NZCH From New Zealand, joined Jan 2006, 119 posts, RR: 0 Posted (9 years 1 week 1 day 12 hours ago) and read 5560 times:
My step dad works for Air New Zealand as an engineer in Christchurch, and on tuesday he towed an aircraft from one end of the hangar to the other by pulling it out and putting it in on the otherside of the hangar, as it had just been washed and now needed scheduled matenience. But he did not have any sort of licence for towing an aircraft. But he was under supervision from people who do. Is this aloud to happen or not?
AirTran737 From United States of America, joined Apr 2004, 3714 posts, RR: 12
Reply 2, posted (9 years 1 week 1 day 11 hours ago) and read 5531 times:
Maybe he was training to do so. Usually airlines have a procedure where you must have certain training to pushback and tow airplanes. Once you have completed this training you must show that you are proficient in doing so. I am certified to pushback and tow, as well as teach others how do do so. Hope this helps you out.
Nice Trip Report!!! Great Pics, thanks for posting!!!! B747Forever
320tech From Turks and Caicos Islands, joined May 2004, 491 posts, RR: 5
Reply 3, posted (9 years 1 week 1 day 10 hours ago) and read 5448 times:
Aircraft are towed by either engineers (AMEs / A&Ps) or rampies. There is a process to go through to become trained - it varies depending on the company. To tow an airplane on an airport, you need to be able to use the radio (in Canada, you need a radio operator licence), you need to be able to drive the tractor (local training, usually just a quick drive), and to be familiar with towing procedures. Usually that's a few trips with a supervising driver.
Once you've done that, at my company at least, you're on your own, fully qualified to move a $40 million dollar airplane, regardless of weather, taxiway condition, and hangar congestion. Don't hit anything.
Generally AMEs tow aircraft for maintenance, and rampies do push-backs.
The primary function of the design engineer is to make things difficult for the manufacturer and impossible for the AME.
HPRamper From United States of America, joined May 2005, 4421 posts, RR: 8
Reply 4, posted (9 years 1 week 1 day 9 hours ago) and read 5379 times:
It differs by airline.
At some airlines, only maintenance is allowed to use the push tugs at all, be it towing or pushing.
At mine, the ramp does everything. I work on the ramp, and I'd only been on the job for maybe three months before I was towing planes from one side of the airport to the other. It's not complicated.

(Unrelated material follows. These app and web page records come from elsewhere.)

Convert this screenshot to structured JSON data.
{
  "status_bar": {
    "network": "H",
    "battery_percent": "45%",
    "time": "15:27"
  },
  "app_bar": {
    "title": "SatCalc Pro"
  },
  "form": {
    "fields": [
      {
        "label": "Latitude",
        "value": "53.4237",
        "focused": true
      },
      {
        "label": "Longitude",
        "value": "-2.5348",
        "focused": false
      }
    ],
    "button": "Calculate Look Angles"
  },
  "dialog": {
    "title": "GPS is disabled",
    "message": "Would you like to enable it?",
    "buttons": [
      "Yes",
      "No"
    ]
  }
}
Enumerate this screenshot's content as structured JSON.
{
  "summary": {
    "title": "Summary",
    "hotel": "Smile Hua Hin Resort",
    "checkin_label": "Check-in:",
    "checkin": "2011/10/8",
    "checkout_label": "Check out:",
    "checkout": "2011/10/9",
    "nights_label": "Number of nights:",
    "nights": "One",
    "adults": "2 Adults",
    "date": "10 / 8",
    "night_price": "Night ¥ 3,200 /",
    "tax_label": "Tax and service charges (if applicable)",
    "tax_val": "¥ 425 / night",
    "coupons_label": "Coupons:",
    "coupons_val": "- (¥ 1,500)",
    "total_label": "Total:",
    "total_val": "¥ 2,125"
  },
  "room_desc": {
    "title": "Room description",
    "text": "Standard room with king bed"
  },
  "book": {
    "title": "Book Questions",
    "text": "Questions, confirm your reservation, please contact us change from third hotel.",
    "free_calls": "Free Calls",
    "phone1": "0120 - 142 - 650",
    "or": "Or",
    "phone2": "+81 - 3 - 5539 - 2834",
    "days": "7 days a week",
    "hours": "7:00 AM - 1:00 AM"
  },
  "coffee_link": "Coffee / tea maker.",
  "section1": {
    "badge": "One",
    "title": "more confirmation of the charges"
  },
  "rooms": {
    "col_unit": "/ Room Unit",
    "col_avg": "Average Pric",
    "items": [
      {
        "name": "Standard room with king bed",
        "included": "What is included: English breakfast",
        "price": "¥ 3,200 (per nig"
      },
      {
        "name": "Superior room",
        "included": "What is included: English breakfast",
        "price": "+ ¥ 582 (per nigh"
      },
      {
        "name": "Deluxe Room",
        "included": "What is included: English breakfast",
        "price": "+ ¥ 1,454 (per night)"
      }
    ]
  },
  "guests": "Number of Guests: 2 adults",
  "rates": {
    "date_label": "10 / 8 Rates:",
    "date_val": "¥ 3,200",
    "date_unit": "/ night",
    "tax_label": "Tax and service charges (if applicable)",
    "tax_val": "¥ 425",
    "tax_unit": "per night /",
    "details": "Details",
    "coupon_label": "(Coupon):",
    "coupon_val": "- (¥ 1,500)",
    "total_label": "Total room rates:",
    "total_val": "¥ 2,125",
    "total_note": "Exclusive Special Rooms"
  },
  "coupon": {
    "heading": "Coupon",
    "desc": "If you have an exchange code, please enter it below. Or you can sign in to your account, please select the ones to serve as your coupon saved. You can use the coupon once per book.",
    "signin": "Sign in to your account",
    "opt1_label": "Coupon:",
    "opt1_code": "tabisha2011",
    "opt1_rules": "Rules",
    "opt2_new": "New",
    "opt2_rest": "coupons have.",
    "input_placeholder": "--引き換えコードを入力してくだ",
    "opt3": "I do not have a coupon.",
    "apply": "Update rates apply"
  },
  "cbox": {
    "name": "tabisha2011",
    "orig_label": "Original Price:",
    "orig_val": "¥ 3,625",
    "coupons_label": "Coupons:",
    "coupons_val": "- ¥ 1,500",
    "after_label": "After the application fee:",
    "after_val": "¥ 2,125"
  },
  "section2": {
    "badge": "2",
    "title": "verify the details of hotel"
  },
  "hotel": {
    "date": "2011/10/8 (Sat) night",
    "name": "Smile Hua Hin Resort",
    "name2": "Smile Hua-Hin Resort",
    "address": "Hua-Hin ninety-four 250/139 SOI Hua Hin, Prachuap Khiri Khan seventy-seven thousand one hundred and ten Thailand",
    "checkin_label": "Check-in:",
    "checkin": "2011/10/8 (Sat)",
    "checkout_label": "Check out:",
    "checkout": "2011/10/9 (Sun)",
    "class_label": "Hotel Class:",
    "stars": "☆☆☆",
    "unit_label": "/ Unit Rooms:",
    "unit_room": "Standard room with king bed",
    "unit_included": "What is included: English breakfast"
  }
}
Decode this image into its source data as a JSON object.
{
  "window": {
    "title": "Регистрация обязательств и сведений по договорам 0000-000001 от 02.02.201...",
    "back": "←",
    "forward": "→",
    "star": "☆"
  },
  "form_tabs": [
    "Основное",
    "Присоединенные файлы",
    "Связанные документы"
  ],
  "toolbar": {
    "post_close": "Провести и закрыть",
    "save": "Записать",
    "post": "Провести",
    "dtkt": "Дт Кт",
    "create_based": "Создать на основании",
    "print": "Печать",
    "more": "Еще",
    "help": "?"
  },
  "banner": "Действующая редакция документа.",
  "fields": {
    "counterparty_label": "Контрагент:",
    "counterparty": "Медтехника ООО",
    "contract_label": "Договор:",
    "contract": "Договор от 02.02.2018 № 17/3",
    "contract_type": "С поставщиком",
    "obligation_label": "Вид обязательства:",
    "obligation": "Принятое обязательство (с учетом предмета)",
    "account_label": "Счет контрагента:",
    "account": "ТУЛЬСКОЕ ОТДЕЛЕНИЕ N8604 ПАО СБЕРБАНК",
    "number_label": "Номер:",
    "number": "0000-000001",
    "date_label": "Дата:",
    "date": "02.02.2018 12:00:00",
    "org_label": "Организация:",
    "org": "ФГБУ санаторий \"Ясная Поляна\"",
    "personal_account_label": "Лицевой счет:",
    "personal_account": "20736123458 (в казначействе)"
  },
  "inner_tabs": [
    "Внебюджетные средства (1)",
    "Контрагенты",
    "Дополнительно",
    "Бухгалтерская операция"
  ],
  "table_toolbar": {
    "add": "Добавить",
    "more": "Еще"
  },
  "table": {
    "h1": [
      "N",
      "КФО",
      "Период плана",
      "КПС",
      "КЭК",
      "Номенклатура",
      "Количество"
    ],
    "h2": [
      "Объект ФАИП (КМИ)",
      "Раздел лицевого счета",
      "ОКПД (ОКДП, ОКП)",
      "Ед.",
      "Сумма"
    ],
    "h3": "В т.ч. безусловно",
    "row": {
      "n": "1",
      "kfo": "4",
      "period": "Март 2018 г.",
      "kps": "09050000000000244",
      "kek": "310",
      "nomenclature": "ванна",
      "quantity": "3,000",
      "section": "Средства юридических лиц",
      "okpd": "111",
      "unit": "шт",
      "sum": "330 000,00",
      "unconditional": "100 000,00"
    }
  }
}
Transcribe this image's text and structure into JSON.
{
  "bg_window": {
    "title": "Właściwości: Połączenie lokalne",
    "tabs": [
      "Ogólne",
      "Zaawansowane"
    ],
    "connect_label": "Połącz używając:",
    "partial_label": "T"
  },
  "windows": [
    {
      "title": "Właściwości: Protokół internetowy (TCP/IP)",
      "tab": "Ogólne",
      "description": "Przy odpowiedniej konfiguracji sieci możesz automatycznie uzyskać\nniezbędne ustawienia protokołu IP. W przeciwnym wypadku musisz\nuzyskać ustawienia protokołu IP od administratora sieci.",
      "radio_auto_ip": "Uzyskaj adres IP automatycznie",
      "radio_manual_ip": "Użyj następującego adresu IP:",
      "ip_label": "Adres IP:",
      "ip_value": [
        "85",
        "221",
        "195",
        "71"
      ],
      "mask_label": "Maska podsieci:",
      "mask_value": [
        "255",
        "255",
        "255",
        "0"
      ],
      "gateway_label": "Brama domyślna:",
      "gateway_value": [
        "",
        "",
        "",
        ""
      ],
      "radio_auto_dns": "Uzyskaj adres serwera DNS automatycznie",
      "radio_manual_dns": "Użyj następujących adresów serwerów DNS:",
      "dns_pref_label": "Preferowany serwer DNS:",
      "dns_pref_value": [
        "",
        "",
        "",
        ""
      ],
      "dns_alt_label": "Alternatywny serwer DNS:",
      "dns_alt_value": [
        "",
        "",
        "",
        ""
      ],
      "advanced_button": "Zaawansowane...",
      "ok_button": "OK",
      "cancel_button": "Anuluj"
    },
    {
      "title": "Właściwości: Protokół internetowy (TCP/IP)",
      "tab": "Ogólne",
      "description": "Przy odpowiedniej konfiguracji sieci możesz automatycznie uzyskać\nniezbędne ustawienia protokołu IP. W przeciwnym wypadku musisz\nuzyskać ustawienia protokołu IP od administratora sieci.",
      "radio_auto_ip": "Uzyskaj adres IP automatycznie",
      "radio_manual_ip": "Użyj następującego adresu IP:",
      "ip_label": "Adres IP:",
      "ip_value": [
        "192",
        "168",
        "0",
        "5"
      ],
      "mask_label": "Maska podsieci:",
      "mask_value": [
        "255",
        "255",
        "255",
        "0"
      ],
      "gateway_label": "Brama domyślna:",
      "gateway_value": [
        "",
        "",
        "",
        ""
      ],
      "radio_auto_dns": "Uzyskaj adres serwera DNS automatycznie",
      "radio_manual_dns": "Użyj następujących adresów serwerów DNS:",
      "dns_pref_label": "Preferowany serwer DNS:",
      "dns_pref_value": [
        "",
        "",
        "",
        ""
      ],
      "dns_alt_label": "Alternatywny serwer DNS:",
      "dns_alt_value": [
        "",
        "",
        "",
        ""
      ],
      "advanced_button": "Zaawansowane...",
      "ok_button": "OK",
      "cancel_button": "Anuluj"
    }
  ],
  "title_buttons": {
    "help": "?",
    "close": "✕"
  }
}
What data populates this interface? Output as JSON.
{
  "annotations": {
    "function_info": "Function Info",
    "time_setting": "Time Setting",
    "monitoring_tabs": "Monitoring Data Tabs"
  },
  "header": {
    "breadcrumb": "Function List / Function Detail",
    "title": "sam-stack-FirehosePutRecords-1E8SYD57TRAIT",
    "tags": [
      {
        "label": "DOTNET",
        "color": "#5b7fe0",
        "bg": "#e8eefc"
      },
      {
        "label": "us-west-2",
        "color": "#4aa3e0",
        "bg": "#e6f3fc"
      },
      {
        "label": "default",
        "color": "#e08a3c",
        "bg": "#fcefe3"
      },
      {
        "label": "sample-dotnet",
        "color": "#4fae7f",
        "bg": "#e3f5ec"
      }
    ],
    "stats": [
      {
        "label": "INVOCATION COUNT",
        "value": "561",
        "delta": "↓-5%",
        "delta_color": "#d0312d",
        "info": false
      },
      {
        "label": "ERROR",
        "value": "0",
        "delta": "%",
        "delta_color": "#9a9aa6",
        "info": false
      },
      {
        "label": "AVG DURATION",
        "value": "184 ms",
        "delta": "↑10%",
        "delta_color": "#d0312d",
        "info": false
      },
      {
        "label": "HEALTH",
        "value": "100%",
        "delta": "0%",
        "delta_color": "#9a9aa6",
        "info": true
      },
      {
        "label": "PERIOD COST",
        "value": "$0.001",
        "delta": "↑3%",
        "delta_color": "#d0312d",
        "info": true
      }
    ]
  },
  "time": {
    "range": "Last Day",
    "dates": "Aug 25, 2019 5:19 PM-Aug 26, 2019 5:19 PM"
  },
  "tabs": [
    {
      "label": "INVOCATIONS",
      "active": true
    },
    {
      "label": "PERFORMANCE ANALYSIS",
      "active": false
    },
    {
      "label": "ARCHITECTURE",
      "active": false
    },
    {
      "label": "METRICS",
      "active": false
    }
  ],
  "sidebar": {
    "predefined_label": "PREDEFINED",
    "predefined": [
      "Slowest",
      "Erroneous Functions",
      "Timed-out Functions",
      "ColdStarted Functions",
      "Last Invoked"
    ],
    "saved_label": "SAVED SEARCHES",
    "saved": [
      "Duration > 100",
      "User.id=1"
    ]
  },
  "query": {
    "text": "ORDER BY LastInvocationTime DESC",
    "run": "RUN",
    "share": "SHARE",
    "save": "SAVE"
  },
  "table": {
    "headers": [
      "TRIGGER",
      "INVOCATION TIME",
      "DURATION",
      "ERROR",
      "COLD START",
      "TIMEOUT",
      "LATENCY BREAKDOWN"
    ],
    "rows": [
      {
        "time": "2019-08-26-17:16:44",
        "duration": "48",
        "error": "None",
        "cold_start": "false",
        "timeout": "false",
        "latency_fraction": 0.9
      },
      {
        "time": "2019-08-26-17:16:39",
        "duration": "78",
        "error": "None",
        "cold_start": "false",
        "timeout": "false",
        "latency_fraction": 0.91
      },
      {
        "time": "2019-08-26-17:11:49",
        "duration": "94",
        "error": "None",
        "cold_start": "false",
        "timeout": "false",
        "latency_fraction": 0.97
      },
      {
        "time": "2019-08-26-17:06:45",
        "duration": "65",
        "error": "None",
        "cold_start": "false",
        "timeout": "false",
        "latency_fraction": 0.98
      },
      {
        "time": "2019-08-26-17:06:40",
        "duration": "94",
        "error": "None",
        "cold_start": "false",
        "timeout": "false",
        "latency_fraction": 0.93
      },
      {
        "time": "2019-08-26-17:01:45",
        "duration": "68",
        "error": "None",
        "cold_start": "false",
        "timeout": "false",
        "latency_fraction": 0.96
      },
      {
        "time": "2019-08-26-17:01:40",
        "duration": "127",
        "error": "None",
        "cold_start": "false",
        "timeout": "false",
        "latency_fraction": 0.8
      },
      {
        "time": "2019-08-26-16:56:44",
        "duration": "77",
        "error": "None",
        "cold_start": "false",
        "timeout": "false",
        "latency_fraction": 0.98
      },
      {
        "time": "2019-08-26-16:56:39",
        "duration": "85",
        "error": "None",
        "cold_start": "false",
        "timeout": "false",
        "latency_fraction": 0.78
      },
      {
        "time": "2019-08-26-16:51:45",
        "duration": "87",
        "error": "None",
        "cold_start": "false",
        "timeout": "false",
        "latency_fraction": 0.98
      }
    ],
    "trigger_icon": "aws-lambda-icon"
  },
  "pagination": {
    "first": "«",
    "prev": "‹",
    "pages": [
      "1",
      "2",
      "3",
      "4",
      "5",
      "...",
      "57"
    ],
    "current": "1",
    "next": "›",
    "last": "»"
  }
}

The airport, as of last year now requires a separate certification to tow aircraft. I haven't needed to get one as of yet.